Mr Aitken, a Scot who has spent more than 30 years in Chester, is among more than 400 people seeking a financial settlement because of the alleged psychological damage inflicted by the Sisters of Nazareth.
But Mr Aitken, who says his real motivation is to force an apology, is considering taking direct action because of frustration over a time bar which means cases before 1964 will not be considered by the courts.
He said: 'They are trying to come up with this thing about a time bar so I'm prepared to do this - a man of my age - I would go up there and deliberately be disobedient. I have to do something to raise the issue again if it becomes necessary.
'At the end of the day, even if I have to chain myself to that place, I would do that. I would notify the newspapers here and up there as well.'
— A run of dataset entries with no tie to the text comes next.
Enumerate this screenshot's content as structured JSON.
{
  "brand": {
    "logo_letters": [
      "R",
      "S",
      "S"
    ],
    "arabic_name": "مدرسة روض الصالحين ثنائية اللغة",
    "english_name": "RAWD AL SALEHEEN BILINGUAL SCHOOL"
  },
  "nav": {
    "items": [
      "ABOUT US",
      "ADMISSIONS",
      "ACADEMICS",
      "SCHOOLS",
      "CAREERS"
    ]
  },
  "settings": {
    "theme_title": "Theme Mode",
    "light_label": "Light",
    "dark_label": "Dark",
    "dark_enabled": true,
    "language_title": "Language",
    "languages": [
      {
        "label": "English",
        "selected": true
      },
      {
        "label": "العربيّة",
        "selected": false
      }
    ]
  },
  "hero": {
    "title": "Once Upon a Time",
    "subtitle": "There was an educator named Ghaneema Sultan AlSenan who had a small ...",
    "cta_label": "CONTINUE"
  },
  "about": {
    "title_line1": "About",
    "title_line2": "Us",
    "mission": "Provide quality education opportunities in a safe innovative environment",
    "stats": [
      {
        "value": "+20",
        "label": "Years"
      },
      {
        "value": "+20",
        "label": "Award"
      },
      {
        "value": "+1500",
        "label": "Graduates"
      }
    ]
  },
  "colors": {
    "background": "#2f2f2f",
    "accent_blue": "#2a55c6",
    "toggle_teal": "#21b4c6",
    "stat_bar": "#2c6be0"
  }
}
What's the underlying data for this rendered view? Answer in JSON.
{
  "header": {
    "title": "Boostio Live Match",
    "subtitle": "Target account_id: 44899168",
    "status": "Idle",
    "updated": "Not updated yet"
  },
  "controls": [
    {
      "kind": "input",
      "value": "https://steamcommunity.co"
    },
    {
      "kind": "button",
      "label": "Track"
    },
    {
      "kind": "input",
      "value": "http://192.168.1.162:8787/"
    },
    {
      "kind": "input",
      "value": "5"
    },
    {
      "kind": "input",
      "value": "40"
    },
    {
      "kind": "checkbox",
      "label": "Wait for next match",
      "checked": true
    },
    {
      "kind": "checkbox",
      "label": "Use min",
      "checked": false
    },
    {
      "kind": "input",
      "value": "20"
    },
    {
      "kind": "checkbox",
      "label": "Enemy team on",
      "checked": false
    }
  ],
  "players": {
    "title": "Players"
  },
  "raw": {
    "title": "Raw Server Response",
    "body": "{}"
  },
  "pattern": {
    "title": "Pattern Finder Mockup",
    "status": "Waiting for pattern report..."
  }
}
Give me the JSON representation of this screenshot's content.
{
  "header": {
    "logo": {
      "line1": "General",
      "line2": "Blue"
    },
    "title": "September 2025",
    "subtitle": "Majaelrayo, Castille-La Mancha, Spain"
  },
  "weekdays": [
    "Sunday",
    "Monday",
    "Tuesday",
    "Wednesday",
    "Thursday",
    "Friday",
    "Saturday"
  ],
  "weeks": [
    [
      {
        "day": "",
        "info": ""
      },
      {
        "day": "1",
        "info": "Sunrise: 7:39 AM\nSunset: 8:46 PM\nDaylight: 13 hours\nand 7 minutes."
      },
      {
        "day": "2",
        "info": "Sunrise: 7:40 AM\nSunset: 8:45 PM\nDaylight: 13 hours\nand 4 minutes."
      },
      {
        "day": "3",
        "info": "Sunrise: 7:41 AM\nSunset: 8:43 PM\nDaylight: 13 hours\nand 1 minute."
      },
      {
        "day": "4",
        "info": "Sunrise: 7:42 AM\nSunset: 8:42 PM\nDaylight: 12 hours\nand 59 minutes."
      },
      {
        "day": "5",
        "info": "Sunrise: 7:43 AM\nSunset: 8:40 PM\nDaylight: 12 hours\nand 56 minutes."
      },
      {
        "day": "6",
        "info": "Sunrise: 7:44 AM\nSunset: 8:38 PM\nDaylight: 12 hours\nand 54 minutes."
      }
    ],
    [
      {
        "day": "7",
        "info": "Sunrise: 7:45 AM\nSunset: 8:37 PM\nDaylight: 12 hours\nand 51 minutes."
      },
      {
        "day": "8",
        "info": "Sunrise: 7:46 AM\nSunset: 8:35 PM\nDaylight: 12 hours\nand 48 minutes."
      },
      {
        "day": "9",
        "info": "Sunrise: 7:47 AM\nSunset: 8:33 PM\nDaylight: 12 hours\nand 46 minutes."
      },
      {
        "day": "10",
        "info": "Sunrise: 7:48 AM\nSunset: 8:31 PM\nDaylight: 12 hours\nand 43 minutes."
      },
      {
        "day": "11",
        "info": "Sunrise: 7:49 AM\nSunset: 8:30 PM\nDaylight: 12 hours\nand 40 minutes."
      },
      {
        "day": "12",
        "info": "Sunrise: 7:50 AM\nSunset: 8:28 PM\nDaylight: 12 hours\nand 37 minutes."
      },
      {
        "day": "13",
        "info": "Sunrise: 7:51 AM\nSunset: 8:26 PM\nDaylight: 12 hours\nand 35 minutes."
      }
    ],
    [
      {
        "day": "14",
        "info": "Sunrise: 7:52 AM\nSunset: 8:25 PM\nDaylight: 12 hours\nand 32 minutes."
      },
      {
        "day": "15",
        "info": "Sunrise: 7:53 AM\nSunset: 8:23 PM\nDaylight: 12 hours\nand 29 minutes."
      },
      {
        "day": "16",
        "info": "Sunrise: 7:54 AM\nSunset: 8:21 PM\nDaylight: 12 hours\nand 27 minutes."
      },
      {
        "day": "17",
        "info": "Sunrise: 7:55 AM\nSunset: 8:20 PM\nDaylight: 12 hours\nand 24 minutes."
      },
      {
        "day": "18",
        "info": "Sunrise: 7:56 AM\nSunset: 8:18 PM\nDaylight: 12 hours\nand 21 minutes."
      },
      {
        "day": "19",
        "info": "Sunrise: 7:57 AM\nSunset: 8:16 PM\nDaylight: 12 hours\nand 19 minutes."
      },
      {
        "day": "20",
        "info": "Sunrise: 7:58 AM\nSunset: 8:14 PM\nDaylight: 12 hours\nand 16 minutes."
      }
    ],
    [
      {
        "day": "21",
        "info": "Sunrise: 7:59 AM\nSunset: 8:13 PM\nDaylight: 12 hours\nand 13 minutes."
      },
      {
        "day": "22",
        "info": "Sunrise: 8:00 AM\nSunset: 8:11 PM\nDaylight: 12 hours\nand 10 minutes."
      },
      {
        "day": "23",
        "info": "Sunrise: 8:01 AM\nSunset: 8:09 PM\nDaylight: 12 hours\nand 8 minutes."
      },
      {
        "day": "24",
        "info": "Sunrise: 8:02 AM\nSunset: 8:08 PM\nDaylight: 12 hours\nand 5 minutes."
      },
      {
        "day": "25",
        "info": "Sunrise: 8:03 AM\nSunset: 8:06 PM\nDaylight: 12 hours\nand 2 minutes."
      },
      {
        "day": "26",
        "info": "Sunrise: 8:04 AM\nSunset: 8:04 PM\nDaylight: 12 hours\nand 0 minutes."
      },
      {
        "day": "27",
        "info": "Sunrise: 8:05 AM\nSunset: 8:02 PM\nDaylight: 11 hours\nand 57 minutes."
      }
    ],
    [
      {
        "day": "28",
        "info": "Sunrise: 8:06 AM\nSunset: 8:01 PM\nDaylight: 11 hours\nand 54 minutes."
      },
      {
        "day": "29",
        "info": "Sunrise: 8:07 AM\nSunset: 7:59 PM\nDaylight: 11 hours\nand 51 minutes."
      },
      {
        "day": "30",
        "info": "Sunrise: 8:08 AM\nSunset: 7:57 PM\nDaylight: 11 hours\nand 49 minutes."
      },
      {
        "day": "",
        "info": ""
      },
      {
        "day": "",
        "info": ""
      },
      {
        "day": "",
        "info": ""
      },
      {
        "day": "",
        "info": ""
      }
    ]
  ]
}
A retired car park attendant at County Hall, Mr Aitken was sent to live at a convent at Lasswade, near Edinburgh, when his father couldn't cope with eight children after his mother died.
'I went to Nazareth House at the age of six - me and my two sisters. That was the last time I saw them for four years,' he said.
Mr Aitken said his sisters, then aged four and nine, used to pray at the same chapel as him but boys and girls were segregated. They were not allowed to turn their heads to exchange even a glance otherwise the nuns would thrash them with a leather belt which they carried next to their rosary beads.
When Mr Aitken was told he could see his sisters again at the age of 10 he was confused because the nuns were also referred to as sisters. He thought it was a trick and 'ran for my life'.
A former member of The Communist Party, Mr Aitken has supported the underdog in various causes throughout such his life because of his experience.
He recalled the beatings were handed out for such trivial matters as bed wetting and swallowing the water after brushing one's teeth. He tried to curry favour with the sisters but discovered this didn't get him very far.
'I said to one nun 'It's a beautiful day sister, isn't it?'. She replied: 'Every day is a beautiful day given to us by God' and how dare I suggest it and to go for a thrashing.'
Mr Aitken says that as a result of his treatment he has suffered from low self-esteem all his life, but unlike many of his peers, who turned to drink and drugs or took their own lives, he somehow got through.
He moved from one 'little job' to another even though he suspected he could have made much more of himself.
'I just survived, I didn't achieve anything,' said Mr Aitken, who denies he is seeking a large cash pay-out. 'I want them to apologise.'
Archbishop Conti of the Scottish branch of the Church told BBC documentary Frontline, which investigated allegations of abuse including that of Mr Aitken, it was 'possible' that nuns may have mistreated children.
'We are human beings. We are all flawed and fallible and members of religious orders are no different.
'So it's possible. That it is probable I am not so sure, though some people clearly have a memory of having been treated badly, as they see it, in regard to bed-wetting.
'There are some people before whom lawyers have been dangling a pot of gold. There are a whole range of possible motives, some of which are perhaps more understandable and more acceptable and others more reprehensible.'